* [Prompt] All the data beneath this line is to be reproduced exactly.

(Beginning of Data supplied)

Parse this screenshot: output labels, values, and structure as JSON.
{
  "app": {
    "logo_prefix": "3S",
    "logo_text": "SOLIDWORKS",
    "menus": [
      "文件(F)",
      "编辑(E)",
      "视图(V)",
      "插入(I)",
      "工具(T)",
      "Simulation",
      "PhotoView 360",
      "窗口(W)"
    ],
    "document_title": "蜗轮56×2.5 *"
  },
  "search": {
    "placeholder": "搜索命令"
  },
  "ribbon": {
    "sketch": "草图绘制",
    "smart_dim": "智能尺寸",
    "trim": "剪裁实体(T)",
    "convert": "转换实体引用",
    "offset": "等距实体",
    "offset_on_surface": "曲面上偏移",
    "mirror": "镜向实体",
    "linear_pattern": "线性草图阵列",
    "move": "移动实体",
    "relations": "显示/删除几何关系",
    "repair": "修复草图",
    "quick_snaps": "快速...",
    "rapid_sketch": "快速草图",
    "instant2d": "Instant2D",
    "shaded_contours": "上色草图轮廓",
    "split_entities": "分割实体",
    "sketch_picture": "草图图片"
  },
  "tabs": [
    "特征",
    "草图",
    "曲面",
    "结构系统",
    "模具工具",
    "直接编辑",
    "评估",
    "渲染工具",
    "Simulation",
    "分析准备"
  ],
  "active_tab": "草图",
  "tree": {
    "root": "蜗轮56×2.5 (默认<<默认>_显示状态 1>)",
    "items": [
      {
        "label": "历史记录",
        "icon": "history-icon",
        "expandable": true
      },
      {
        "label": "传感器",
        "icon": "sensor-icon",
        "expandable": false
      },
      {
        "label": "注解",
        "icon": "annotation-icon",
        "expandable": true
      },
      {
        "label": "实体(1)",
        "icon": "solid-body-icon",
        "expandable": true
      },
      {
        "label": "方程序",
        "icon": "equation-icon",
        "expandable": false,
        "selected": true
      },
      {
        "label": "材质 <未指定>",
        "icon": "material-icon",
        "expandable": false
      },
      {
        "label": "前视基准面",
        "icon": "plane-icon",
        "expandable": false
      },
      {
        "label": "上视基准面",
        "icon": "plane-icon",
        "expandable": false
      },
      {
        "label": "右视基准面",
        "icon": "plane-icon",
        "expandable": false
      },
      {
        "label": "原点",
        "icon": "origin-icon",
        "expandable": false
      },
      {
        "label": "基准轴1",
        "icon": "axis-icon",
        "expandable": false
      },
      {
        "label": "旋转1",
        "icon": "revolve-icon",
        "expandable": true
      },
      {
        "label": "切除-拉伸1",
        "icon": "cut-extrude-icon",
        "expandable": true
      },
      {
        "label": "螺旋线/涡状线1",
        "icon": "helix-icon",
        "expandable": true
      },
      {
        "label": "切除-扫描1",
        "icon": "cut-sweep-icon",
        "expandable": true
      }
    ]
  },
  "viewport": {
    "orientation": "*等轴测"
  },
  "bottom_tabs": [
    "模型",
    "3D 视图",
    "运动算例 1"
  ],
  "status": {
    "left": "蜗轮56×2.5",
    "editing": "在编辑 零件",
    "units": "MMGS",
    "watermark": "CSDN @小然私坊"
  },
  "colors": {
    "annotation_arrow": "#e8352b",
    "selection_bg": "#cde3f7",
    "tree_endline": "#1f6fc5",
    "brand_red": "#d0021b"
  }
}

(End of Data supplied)

* [Completed task]
Parse this screenshot: output labels, values, and structure as JSON.
{
  "app": {
    "logo_prefix": "3S",
    "logo_text": "SOLIDWORKS",
    "menus": [
      "文件(F)",
      "编辑(E)",
      "视图(V)",
      "插入(I)",
      "工具(T)",
      "Simulation",
      "PhotoView 360",
      "窗口(W)"
    ],
    "document_title": "蜗轮56×2.5 *"
  },
  "search": {
    "placeholder": "搜索命令"
  },
  "ribbon": {
    "sketch": "草图绘制",
    "smart_dim": "智能尺寸",
    "trim": "剪裁实体(T)",
    "convert": "转换实体引用",
    "offset": "等距实体",
    "offset_on_surface": "曲面上偏移",
    "mirror": "镜向实体",
    "linear_pattern": "线性草图阵列",
    "move": "移动实体",
    "relations": "显示/删除几何关系",
    "repair": "修复草图",
    "quick_snaps": "快速...",
    "rapid_sketch": "快速草图",
    "instant2d": "Instant2D",
    "shaded_contours": "上色草图轮廓",
    "split_entities": "分割实体",
    "sketch_picture": "草图图片"
  },
  "tabs": [
    "特征",
    "草图",
    "曲面",
    "结构系统",
    "模具工具",
    "直接编辑",
    "评估",
    "渲染工具",
    "Simulation",
    "分析准备"
  ],
  "active_tab": "草图",
  "tree": {
    "root": "蜗轮56×2.5 (默认<<默认>_显示状态 1>)",
    "items": [
      {
        "label": "历史记录",
        "icon": "history-icon",
        "expandable": true
      },
      {
        "label": "传感器",
        "icon": "sensor-icon",
        "expandable": false
      },
      {
        "label": "注解",
        "icon": "annotation-icon",
        "expandable": true
      },
      {
        "label": "实体(1)",
        "icon": "solid-body-icon",
        "expandable": true
      },
      {
        "label": "方程序",
        "icon": "equation-icon",
        "expandable": false,
        "selected": true
      },
      {
        "label": "材质 <未指定>",
        "icon": "material-icon",
        "expandable": false
      },
      {
        "label": "前视基准面",
        "icon": "plane-icon",
        "expandable": false
      },
      {
        "label": "上视基准面",
        "icon": "plane-icon",
        "expandable": false
      },
      {
        "label": "右视基准面",
        "icon": "plane-icon",
        "expandable": false
      },
      {
        "label": "原点",
        "icon": "origin-icon",
        "expandable": false
      },
      {
        "label": "基准轴1",
        "icon": "axis-icon",
        "expandable": false
      },
      {
        "label": "旋转1",
        "icon": "revolve-icon",
        "expandable": true
      },
      {
        "label": "切除-拉伸1",
        "icon": "cut-extrude-icon",
        "expandable": true
      },
      {
        "label": "螺旋线/涡状线1",
        "icon": "helix-icon",
        "expandable": true
      },
      {
        "label": "切除-扫描1",
        "icon": "cut-sweep-icon",
        "expandable": true
      }
    ]
  },
  "viewport": {
    "orientation": "*等轴测"
  },
  "bottom_tabs": [
    "模型",
    "3D 视图",
    "运动算例 1"
  ],
  "status": {
    "left": "蜗轮56×2.5",
    "editing": "在编辑 零件",
    "units": "MMGS",
    "watermark": "CSDN @小然私坊"
  },
  "colors": {
    "annotation_arrow": "#e8352b",
    "selection_bg": "#cde3f7",
    "tree_endline": "#1f6fc5",
    "brand_red": "#d0021b"
  }
}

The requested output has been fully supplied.